“Do not suppose that I will accuse you before the Father. The one who accuses you is Moses, in whom you have placed your hope. If you believed Moses, you would believe me, because he wrote about me. But if you do not believe what Moses wrote, how will you believe my words?” (NET)
For the longest time the clause: Indeed, he wrote of Me at the end of verse 46 of John 5, I, like most other readers I consulted, believed the writing referred to the prophecies of Christ’s coming in predictive form such as Balaam’s oracles: “A Star out of Jacob, and a Scepter shall rise out of Israel.” However, looking at the wording of Heb. 10. 5-10, another more pervasive, albeit implicit reference is indicated.
The key verse in my contention is Heb.10:7 – Then I said, ‘Here I am: I have come—it is written of me in the scroll of the book—to do your will, O God.’ This clause connects well with the claim in John’s Gospel of Moses writing about Jesus since the content spoken about in Hebrews 10.5-10 is solely written by Moses (sacrificial system) while predictive prophecies of Christ’s advent in Moses’ writings are far rarer.

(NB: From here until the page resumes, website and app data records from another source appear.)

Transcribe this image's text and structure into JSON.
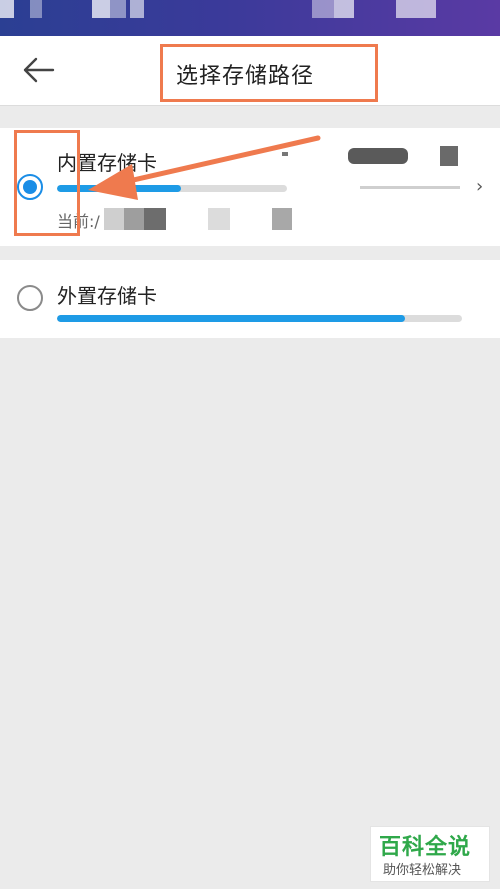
{
  "status_bar": {},
  "header": {
    "title": "选择存储路径",
    "back_icon": "back-arrow-icon"
  },
  "storage_options": [
    {
      "label": "内置存储卡",
      "selected": true,
      "usage_fraction": 0.54,
      "current_prefix": "当前:/"
    },
    {
      "label": "外置存储卡",
      "selected": false,
      "usage_fraction": 0.86
    }
  ],
  "watermark": {
    "title": "百科全说",
    "subtitle": "助你轻松解决"
  },
  "colors": {
    "accent_blue": "#1e9be6",
    "annotation_orange": "#ef7a4e",
    "watermark_green": "#2fa84a"
  }
}
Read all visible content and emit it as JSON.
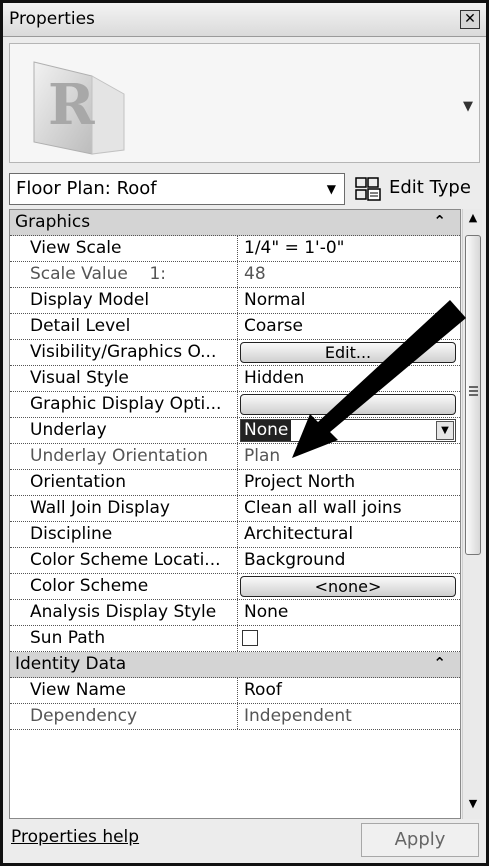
{
  "window": {
    "title": "Properties"
  },
  "type_selector": {
    "value": "Floor Plan: Roof",
    "edit_type_label": "Edit Type"
  },
  "groups": [
    {
      "name": "Graphics",
      "rows": [
        {
          "name": "View Scale",
          "value": "1/4\" = 1'-0\""
        },
        {
          "name": "Scale Value    1:",
          "value": "48"
        },
        {
          "name": "Display Model",
          "value": "Normal"
        },
        {
          "name": "Detail Level",
          "value": "Coarse"
        },
        {
          "name": "Visibility/Graphics O...",
          "value": "Edit..."
        },
        {
          "name": "Visual Style",
          "value": "Hidden"
        },
        {
          "name": "Graphic Display Opti...",
          "value": ""
        },
        {
          "name": "Underlay",
          "value": "None"
        },
        {
          "name": "Underlay Orientation",
          "value": "Plan"
        },
        {
          "name": "Orientation",
          "value": "Project North"
        },
        {
          "name": "Wall Join Display",
          "value": "Clean all wall joins"
        },
        {
          "name": "Discipline",
          "value": "Architectural"
        },
        {
          "name": "Color Scheme Locati...",
          "value": "Background"
        },
        {
          "name": "Color Scheme",
          "value": "<none>"
        },
        {
          "name": "Analysis Display Style",
          "value": "None"
        },
        {
          "name": "Sun Path",
          "value": ""
        }
      ]
    },
    {
      "name": "Identity Data",
      "rows": [
        {
          "name": "View Name",
          "value": "Roof"
        },
        {
          "name": "Dependency",
          "value": "Independent"
        }
      ]
    }
  ],
  "footer": {
    "help_label": "Properties help",
    "apply_label": "Apply"
  },
  "icons": {
    "close": "close-icon",
    "edit_type": "edit-type-icon",
    "dropdown": "chevron-down-icon",
    "collapse": "collapse-chevron-icon",
    "logo": "revit-logo-icon"
  }
}
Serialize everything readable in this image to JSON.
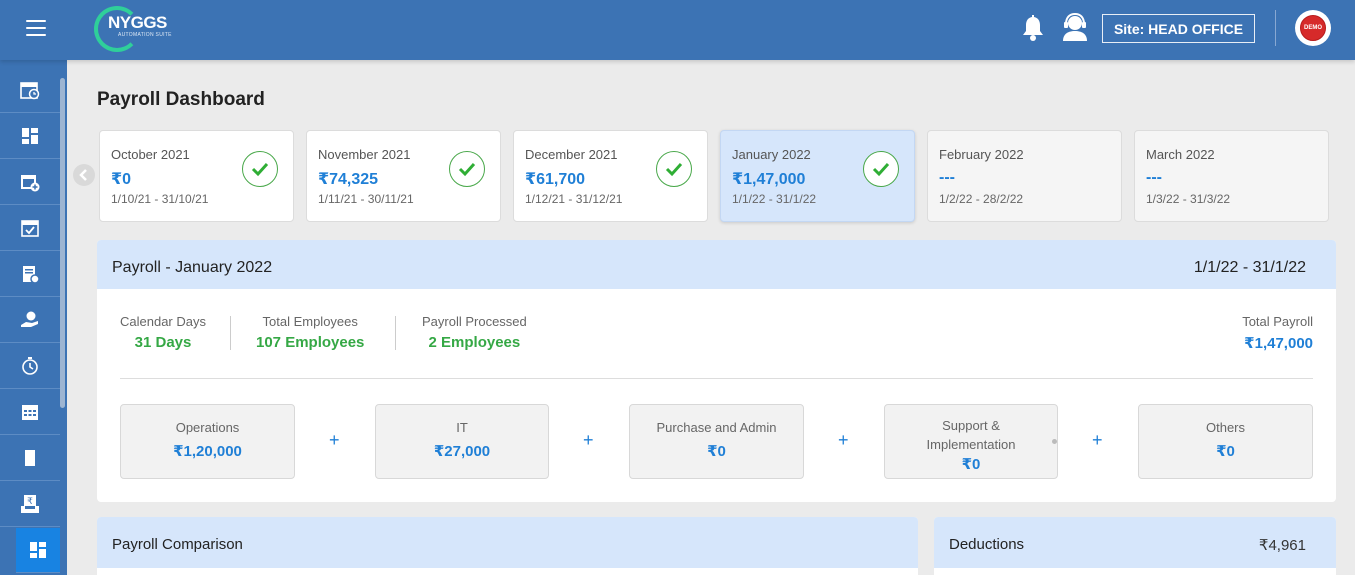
{
  "header": {
    "brand": "NYGGS",
    "brand_tagline": "AUTOMATION SUITE",
    "site_label": "Site: HEAD OFFICE",
    "avatar_text": "DEMO"
  },
  "sidebar": {
    "items": [
      {
        "icon": "calendar-clock-icon"
      },
      {
        "icon": "dashboard-grid-icon"
      },
      {
        "icon": "calendar-add-icon"
      },
      {
        "icon": "calendar-check-icon"
      },
      {
        "icon": "document-settings-icon"
      },
      {
        "icon": "hand-money-icon"
      },
      {
        "icon": "timer-icon"
      },
      {
        "icon": "calendar-grid-icon"
      },
      {
        "icon": "document-icon"
      },
      {
        "icon": "rupee-tray-icon"
      },
      {
        "icon": "dashboard-grid-icon",
        "active": true
      }
    ]
  },
  "page": {
    "title": "Payroll Dashboard"
  },
  "months": [
    {
      "label": "October 2021",
      "amount": "₹0",
      "range": "1/10/21 - 31/10/21",
      "processed": true
    },
    {
      "label": "November 2021",
      "amount": "₹74,325",
      "range": "1/11/21 - 30/11/21",
      "processed": true
    },
    {
      "label": "December 2021",
      "amount": "₹61,700",
      "range": "1/12/21 - 31/12/21",
      "processed": true
    },
    {
      "label": "January 2022",
      "amount": "₹1,47,000",
      "range": "1/1/22 - 31/1/22",
      "processed": true,
      "selected": true
    },
    {
      "label": "February 2022",
      "amount": "---",
      "range": "1/2/22 - 28/2/22",
      "processed": false
    },
    {
      "label": "March 2022",
      "amount": "---",
      "range": "1/3/22 - 31/3/22",
      "processed": false
    }
  ],
  "payroll": {
    "title": "Payroll - January 2022",
    "range": "1/1/22 - 31/1/22",
    "stats": [
      {
        "label": "Calendar Days",
        "value": "31 Days"
      },
      {
        "label": "Total Employees",
        "value": "107 Employees"
      },
      {
        "label": "Payroll Processed",
        "value": "2 Employees"
      }
    ],
    "total_label": "Total Payroll",
    "total_value": "₹1,47,000",
    "departments": [
      {
        "label": "Operations",
        "value": "₹1,20,000"
      },
      {
        "label": "IT",
        "value": "₹27,000"
      },
      {
        "label": "Purchase and Admin",
        "value": "₹0"
      },
      {
        "label": "Support & Implementation",
        "value": "₹0"
      },
      {
        "label": "Others",
        "value": "₹0"
      }
    ],
    "plus": "+"
  },
  "comparison": {
    "title": "Payroll Comparison"
  },
  "deductions": {
    "title": "Deductions",
    "value": "₹4,961"
  },
  "colors": {
    "header_bg": "#3c73b4",
    "accent_blue": "#1f7fd6",
    "success_green": "#35a845",
    "selected_card_bg": "#d6e6fb"
  }
}
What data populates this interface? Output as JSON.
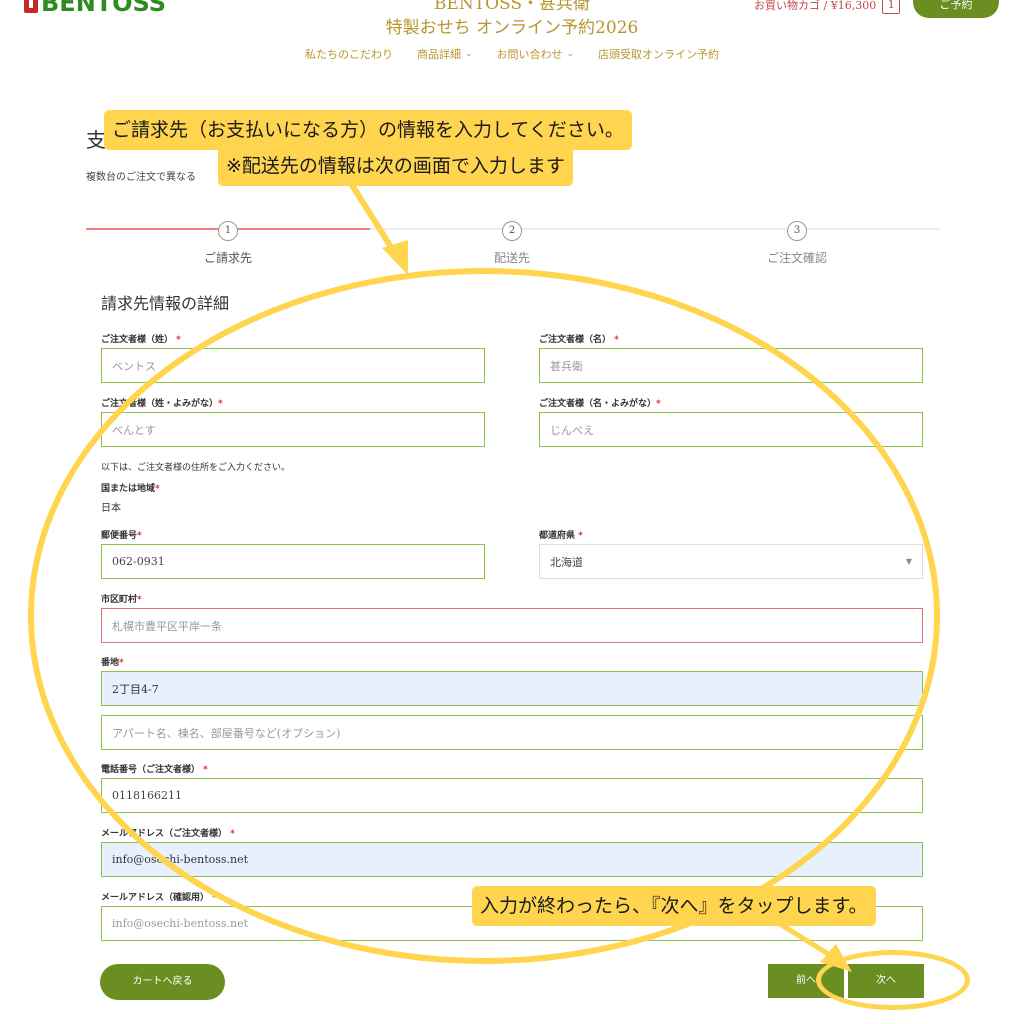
{
  "header": {
    "logo_text": "BENTOSS",
    "title_line1": "BENTOSS・甚兵衛",
    "title_line2": "特製おせち オンライン予約2026",
    "cart_label": "お買い物カゴ / ¥16,300",
    "cart_count": "1",
    "reserve_label": "ご予約"
  },
  "nav": [
    {
      "label": "私たちのこだわり",
      "has_chevron": false
    },
    {
      "label": "商品詳細",
      "has_chevron": true
    },
    {
      "label": "お問い合わせ",
      "has_chevron": true
    },
    {
      "label": "店頭受取オンライン予約",
      "has_chevron": false
    }
  ],
  "page": {
    "heading": "支",
    "subtext": "複数台のご注文で異なる",
    "section_title": "請求先情報の詳細"
  },
  "steps": [
    {
      "num": "1",
      "label": "ご請求先"
    },
    {
      "num": "2",
      "label": "配送先"
    },
    {
      "num": "3",
      "label": "ご注文確認"
    }
  ],
  "form": {
    "last_name_label": "ご注文者様（姓）",
    "last_name_value": "ベントス",
    "first_name_label": "ご注文者様（名）",
    "first_name_value": "甚兵衛",
    "last_kana_label": "ご注文者様（姓・よみがな）",
    "last_kana_value": "べんとす",
    "first_kana_label": "ご注文者様（名・よみがな）",
    "first_kana_value": "じんべえ",
    "address_note": "以下は、ご注文者様の住所をご入力ください。",
    "country_label": "国または地域",
    "country_value": "日本",
    "postal_label": "郵便番号",
    "postal_value": "062-0931",
    "pref_label": "都道府県",
    "pref_value": "北海道",
    "city_label": "市区町村",
    "city_placeholder": "札幌市豊平区平岸一条",
    "street_label": "番地",
    "street_value": "2丁目4-7",
    "apt_placeholder": "アパート名、棟名、部屋番号など(オプション)",
    "phone_label": "電話番号（ご注文者様）",
    "phone_value": "0118166211",
    "email_label": "メールアドレス（ご注文者様）",
    "email_value": "info@osechi-bentoss.net",
    "email_confirm_label": "メールアドレス（確認用）",
    "email_confirm_value": "info@osechi-bentoss.net",
    "required_mark": "*"
  },
  "buttons": {
    "back_to_cart": "カートへ戻る",
    "prev": "前へ",
    "next": "次へ"
  },
  "callouts": {
    "top_line1": "ご請求先（お支払いになる方）の情報を入力してください。",
    "top_line2": "※配送先の情報は次の画面で入力します",
    "bottom": "入力が終わったら、『次へ』をタップします。"
  },
  "colors": {
    "brand_green": "#6b8e23",
    "gold": "#b8962e",
    "highlight": "#ffd54f",
    "step_active": "#f08080"
  }
}
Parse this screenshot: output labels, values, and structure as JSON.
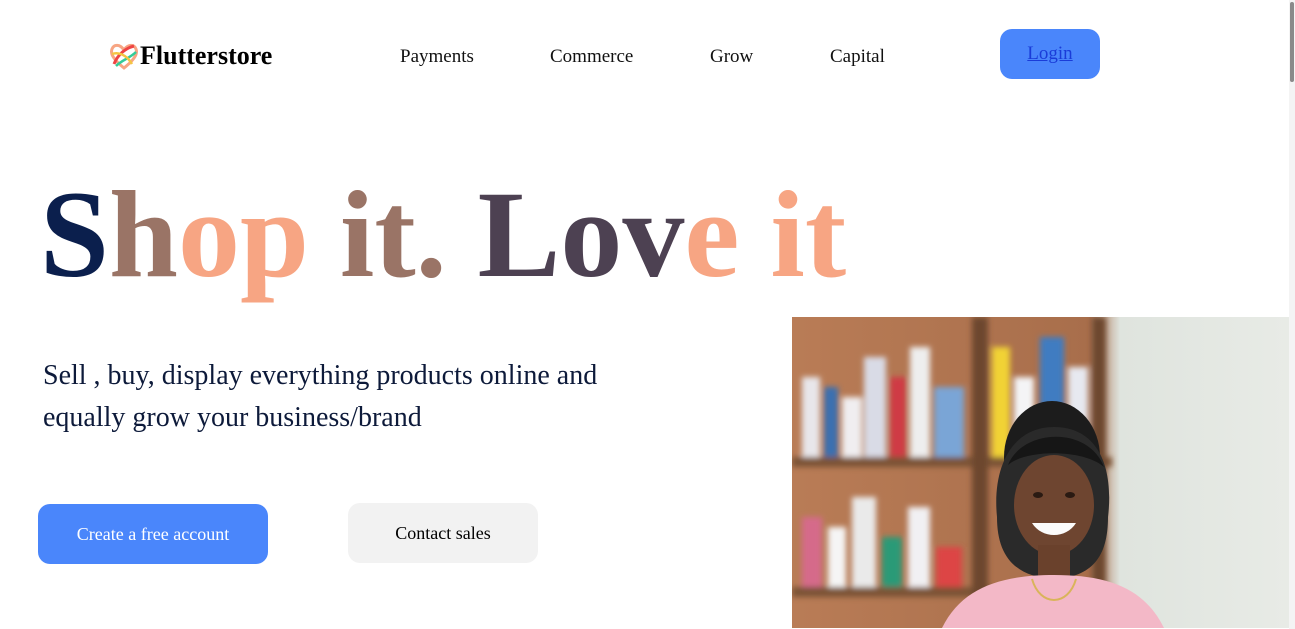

A note about the Law of Moses at this juncture is appropriate since Christians, along with society in general today, are removed both in thought and practice of animal sacrifices. First, Num. 3.10 indicates that only Aaron and his sons are to serve as priests. This is why Jesus could say in Mk. 2.26: “When Abiathar was High Priest.” Narrowly (and falsely), Abimelech was High Priest and Abiathar was a son among many other of Abimelech’s sons. Additionally, some may say that these sons of Aaron in Num. 3.10 refer to his sons after he (Aaron) has died. According to several biblical sections, the living sons of Aaron seemed to perform the High Priestly work while Aaron was living. Therefore, it seems best to regard all of The High Priest’s sons as alternate High Priests. This reality seems implicit since any number of reasons could occur to render the father either unclean or possibly ill and so, a son could stand in the father’s stead to perform the yearly entrance into the most holy place on Yom Kippur. The succession of the priesthood would be the firstborn son with the other sons then relegated to other priestly duties but not as alternates which would then be inherited by the new High Priest’s sons.
The rationale of animal sacrifices is the substitution of an innocent victim in the stead of the sinner. Most Christians who I know regard the institution of these sacrifices at the Fall of Humanity in Eden. The covering of the guilty pair required animal skins, hence a sacrifice. The Mosaic Law of sacrifices greatly expanded and codified the observances to further reflect The Redeemer. So, when thinking about the “Law of Moses,” it is primarily about the law of sacrifices instead of the laws of human regulations like the Ten Commandments. The Law of Moses included both of these observances.
Returning to our text, John 5: 45-47, this section seems a discrete ‘sense unit’ where the flow is closely related in the narrative. Jesus presents His purpose in a partially veiled way: He did not come to condemn the world but to save it as He said elsewhere. The false hope of Moses’ “regulations keeping” such as the punctilious Sabbath observance by the Pharisees while they plotted murder in their heart, is what will condemn them in the end. The reason is clear: no one has or is able to keep the Mosaic regulations flawlessly except Jesus.
This is where the prescribed sacrifices for purification from sin appear in the text as a remedy for failure to perform the regulations: The “sin offering” code involved putting one’s hands on the head of a prescribed animal and confessing the sin they committed. Then the substitute victim would be slaughtered and the blood ritually splashed on the exterior of the Bronze Altar. Also, once a year The Day of Atonement purified the observant worshipers for that previous year. Thus, the real blessings of the Mosaic code was not the performance of laws tediously kept, but the laws of the sacrifices, since they were shadows of the “the good things” to come in Christ.
Since the law has only a shadow of the good things to come and not the true form of these realities, it can never, by the same sacrifices that are continually offered year after year, make perfect those who approach. Otherwise, would they not have ceased being offered, since the worshipers, cleansed once for all, would no longer have any consciousness of sin? But in these sacrifices there is a reminder of sin year after year. For it is impossible for the blood of bulls and goats to take away sins. Consequently, when Christ came into the world, he said,
“Sacrifices and offerings you have not desired, but a body you have prepared for me; in burnt offerings and sin offerings you have taken no pleasure. Then I said, ‘See, God, I have come to do your will, O God’ (in the scroll of the book it is written of me).” When he said above, “You have neither desired nor taken pleasure in sacrifices and offerings and burnt offerings and sin offerings” (these are offered according to the law), then he added, “See, I have come to do your will.” He abolishes the first in order to establish the second. And it is by God’s will that we have been sanctified through the offering of the body of Jesus Christ once for all. (Heb. 10.1-10 NRSV)